Sustainable Seafood: Taking Responsibility for Protecting Our Oceans and Marine Life
The ocean, covering about 70% of our planet, is home to a diverse array of marine life that sustains millions of people around the world. It provides a valuable source of food, income, and recreation. However, unsustainable fishing practices are threatening the fragile balance of our oceans and endangering the very resources we depend upon. It is imperative that we take responsibility and make sustainable seafood choices to protect our oceans and marine life for future generations.
What is sustainable seafood, and why is it important? Sustainable seafood refers to fish and shellfish that are caught or farmed in a way that supports both the environment and the local communities that rely on them. This means fishing or farming methods that maintain healthy fish stocks, minimize effects on other marine species and habitats, and have a minimal carbon footprint.
One of the major issues with unsustainable seafood practices is overfishing. Overfishing occurs when more fish are caught than can naturally reproduce, leading to a decline in fish populations. This not only affects the species being targeted but also disrupts the delicate food chain and ecosystems in the ocean. By choosing sustainable seafood options, we can help prevent overfishing and allow fish populations to replenish themselves naturally.
Another concern is the destructive fishing methods used by some fisheries. Practices like bottom trawling, where a net is dragged along the seafloor, can cause severe damage to fragile ecosystems such as coral reefs and seamounts. Marine life that relies on these habitats for survival, including countless species of fish and marine mammals, is put at risk when these habitats are destroyed. By selecting sustainably caught seafood, we can encourage and support fishing methods that minimize harm to these vulnerable ecosystems.
Aquaculture, or fish farming, is another aspect of sustainable seafood. Well-managed aquaculture operations can provide a responsible alternative to wild-caught seafood. However, some aquaculture practices have historically caused damage to the environment, such as pollution and disease transmission to wild fish populations. It is crucial to support and promote sustainable aquaculture initiatives that prioritize the health of the ocean, minimize pollution, and avoid the use of harmful chemicals.
How can consumers make informed choices about sustainable seafood? Thankfully, organizations such as the Marine Stewardship Council (MSC) and Monterey Bay Aquarium’s Seafood Watch provide resources and guidance on sustainable seafood options. These organizations assess seafood from around the world based on factors like stock health, fishing practices, and the impact on the surrounding ecosystem. By consulting their guides or using smartphone apps, consumers can choose seafood that has been verified as sustainable.
It is also important to consider the seasonality of seafood. Different species have different peak seasons when they are most abundant and have a better chance of being sustainably caught. By choosing seafood that is in-season, we can reduce the pressure on fish populations during vulnerable times and support the balance of marine ecosystems.

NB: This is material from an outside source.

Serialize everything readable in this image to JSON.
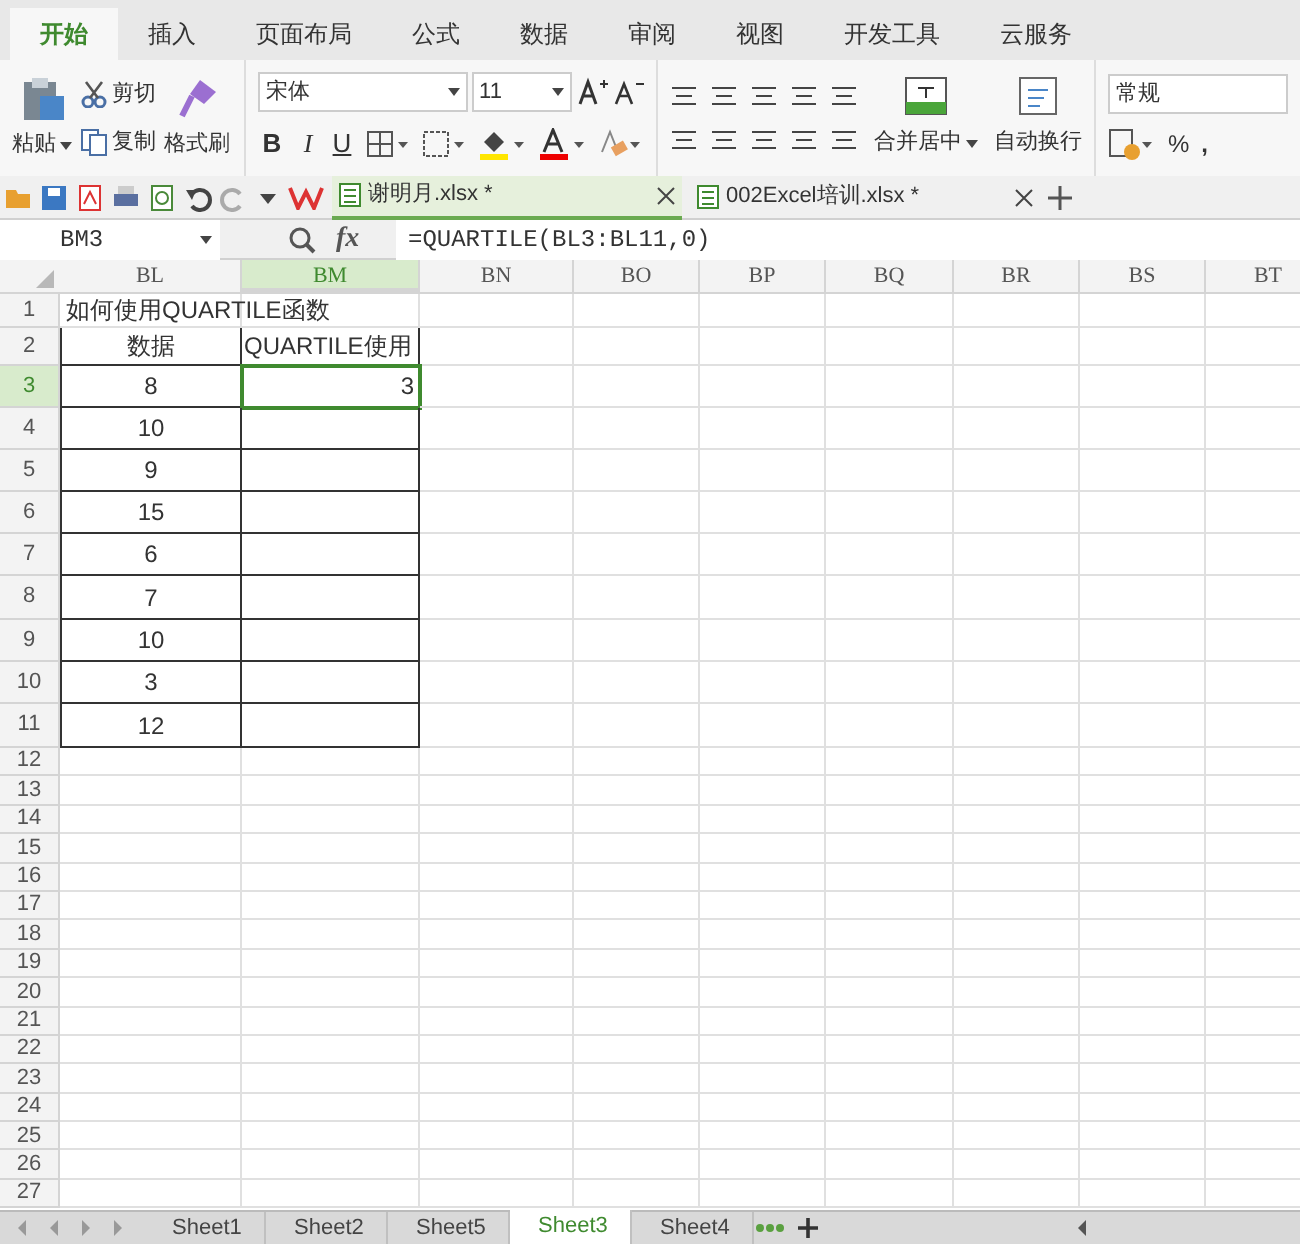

Additionally, supporting local fishers and seafood markets can be a way to promote sustainability. Local fishers often employ more sustainable fishing practices and have a smaller carbon footprint due to shorter transportation distances. By buying locally caught seafood, consumers can ensure they are supporting sustainable practices and the livelihoods of coastal communities.
In conclusion, the health of our oceans and the future of marine life depend on our collective efforts to make sustainable seafood choices. By educating ourselves about which seafood is sustainably caught, avoiding overfished species and destructive fishing practices, and supporting responsible aquaculture, we can play our part in protecting our oceans and the diverse marine life they contain. Let us take responsibility for the stewardship of this precious resource and ensure its survival for generations to come.